Today I’m pleased to be taking part in the blog tour for Remember Me. I’m sharing an extract from the book with thanks to Anne Cater for inviting me on the tour and to the publisher for my copy of the extract.
In her first book, Shobna Gulati sets out to reclaim her mother’s past after her death, and in turn, discovers a huge amount about herself and their relationship.
Remember Me? captures the powerful emotions that these memories hold to both Shobna and her mother; secrets they had collectively buried and also the concealment of her mother’s condition. What ensues is a story of cultural assimilation, identity and familial shame.
How much do we know ourselves and each other?
This is a story of things that are lost, but also of things that can be found in the most unexpected of places. It is a story of the things you remember and the things you think you have forgotten, the stories we then tell ourselves and what we choose to share with others. It is my story and it is my mother’s, and it is about being her daughter. It is about the function of memory within the human construct of time, where we give our daily lives a beginning, a middle and an end. It is also a story about the assumption of shame and the presumption of it too, and of bias and prejudice, based only on the shades of our Brown skins.
We spend our entire lives trying to figure out the rudimentary questions: Who are we when we are with others, and when we are alone? Whose lives have we affected? How did we end up like This? Have we done the right thing? How will we be remembered? These questions entered my mind when I was caring for my mother, and I wondered how she would want to be remembered.
I had always believed I had a clear idea of the adult I’d become, and in turn knew who my mother was, both in relation to me and also as a woman in her own right.

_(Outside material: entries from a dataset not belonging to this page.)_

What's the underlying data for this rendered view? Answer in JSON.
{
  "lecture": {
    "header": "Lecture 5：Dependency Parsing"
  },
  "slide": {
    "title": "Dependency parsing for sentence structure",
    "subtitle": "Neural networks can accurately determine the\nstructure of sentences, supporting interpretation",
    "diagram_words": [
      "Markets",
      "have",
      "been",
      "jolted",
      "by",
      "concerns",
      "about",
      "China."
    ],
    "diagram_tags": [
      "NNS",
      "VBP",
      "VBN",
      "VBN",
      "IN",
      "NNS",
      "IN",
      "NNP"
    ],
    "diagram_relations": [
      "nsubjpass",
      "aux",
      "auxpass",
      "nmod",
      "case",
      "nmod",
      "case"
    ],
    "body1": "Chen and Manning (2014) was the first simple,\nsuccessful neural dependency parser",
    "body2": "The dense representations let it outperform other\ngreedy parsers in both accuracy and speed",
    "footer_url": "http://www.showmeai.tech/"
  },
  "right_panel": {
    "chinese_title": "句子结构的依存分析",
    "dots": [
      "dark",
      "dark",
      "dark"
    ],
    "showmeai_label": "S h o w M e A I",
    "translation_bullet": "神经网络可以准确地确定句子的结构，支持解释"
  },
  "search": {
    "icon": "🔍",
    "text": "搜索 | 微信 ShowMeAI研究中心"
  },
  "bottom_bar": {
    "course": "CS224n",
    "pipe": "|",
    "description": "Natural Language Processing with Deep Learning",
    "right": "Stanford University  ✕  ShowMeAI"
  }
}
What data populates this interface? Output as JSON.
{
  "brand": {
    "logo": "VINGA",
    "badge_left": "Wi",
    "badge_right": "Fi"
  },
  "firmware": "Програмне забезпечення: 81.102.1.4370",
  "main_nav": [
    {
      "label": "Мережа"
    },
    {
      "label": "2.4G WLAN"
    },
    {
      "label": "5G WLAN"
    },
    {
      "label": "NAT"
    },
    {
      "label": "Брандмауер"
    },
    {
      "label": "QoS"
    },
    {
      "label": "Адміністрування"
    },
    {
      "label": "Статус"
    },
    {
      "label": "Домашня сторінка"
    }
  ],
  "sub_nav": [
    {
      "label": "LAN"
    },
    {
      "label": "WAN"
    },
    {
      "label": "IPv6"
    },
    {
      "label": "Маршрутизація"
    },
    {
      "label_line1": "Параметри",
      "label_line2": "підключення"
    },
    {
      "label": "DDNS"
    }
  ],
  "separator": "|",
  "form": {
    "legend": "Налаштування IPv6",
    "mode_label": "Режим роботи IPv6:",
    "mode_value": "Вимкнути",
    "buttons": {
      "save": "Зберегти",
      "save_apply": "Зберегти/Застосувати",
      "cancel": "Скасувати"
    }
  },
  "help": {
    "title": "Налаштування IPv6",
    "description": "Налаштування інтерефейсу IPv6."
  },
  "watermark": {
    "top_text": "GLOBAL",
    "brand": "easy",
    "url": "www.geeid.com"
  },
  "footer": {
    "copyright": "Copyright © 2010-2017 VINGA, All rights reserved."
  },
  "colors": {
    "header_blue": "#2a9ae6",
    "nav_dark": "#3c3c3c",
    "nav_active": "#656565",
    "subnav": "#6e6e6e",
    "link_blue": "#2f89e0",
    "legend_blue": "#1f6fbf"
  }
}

But the truth is, we never really know ourselves or each other fully. Our memory is an imaginative, creative, destructive and selective place. The memories the brain builds and designs are never quite representative of the life we have lived, and they’re not in the stuff we collect and leave behind either. As my mother’s memory began to fall apart, I began to see behind the curated memories. And I found a woman who made clear choices grown from a deep, quiet love for her husband and family, and who could live her life fully with fairness and sincerity even when her world fractured.
I never said the words ‘I love you’ to my mum. Just as she never said those words to me. But we knew.
Remember Me is available from Amazon.
You can follow the rest of the blog tour here: